## TASK STATEMENT
Only lines that contain the word "Options" belong in the answer; copy them from the records below.

EXTRACTED MATERIAL Block Start

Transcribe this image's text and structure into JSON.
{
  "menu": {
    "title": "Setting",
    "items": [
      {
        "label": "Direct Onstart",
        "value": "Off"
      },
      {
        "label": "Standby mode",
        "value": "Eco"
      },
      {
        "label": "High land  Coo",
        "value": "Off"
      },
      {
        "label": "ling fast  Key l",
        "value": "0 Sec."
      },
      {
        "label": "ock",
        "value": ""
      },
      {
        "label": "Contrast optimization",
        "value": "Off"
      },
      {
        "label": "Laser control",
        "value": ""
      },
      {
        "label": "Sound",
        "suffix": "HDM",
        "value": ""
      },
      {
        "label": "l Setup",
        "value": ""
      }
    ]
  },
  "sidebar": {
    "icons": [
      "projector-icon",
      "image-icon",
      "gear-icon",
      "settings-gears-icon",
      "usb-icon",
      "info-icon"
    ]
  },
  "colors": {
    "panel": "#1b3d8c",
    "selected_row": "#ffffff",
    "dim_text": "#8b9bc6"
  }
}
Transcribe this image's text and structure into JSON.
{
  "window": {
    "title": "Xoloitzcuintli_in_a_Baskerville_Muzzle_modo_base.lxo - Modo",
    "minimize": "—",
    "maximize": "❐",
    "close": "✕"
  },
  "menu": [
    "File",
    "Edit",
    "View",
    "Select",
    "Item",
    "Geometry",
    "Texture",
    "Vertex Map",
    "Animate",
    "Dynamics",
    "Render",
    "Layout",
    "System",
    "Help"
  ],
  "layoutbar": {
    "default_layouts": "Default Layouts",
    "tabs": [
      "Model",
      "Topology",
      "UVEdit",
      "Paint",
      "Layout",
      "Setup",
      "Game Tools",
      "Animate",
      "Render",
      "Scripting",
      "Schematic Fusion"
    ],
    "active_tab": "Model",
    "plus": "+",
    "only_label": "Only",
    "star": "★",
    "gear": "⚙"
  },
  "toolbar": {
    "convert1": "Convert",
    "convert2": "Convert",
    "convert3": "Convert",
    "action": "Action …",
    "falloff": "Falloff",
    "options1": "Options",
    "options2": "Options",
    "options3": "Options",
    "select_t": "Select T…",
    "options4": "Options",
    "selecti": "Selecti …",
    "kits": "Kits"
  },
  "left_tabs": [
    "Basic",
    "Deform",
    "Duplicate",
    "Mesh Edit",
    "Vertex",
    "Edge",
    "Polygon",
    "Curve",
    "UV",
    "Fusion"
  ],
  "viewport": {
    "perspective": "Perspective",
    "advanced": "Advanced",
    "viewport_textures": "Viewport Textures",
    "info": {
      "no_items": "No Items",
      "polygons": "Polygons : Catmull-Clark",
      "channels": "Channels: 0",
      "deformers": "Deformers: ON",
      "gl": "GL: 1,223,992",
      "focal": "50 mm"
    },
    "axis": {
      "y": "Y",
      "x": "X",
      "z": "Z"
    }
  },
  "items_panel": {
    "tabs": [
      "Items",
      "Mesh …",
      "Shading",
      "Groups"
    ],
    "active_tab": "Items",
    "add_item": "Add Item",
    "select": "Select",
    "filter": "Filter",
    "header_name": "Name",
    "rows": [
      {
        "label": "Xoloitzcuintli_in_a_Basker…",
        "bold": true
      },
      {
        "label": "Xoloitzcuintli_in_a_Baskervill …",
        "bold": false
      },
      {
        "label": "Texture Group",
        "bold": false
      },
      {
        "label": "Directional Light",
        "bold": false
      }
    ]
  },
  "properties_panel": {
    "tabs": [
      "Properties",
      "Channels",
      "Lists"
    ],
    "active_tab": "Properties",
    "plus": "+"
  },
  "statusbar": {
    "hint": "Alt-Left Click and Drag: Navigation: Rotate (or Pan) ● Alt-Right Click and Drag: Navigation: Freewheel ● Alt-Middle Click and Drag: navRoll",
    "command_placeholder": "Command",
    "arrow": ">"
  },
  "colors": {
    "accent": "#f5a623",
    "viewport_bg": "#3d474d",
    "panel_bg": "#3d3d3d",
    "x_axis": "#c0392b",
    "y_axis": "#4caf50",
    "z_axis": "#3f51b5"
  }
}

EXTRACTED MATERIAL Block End

## RESPONSE TO THE EXERCISE
    "options1": "Options",
    "options2": "Options",
    "options3": "Options",
    "options4": "Options",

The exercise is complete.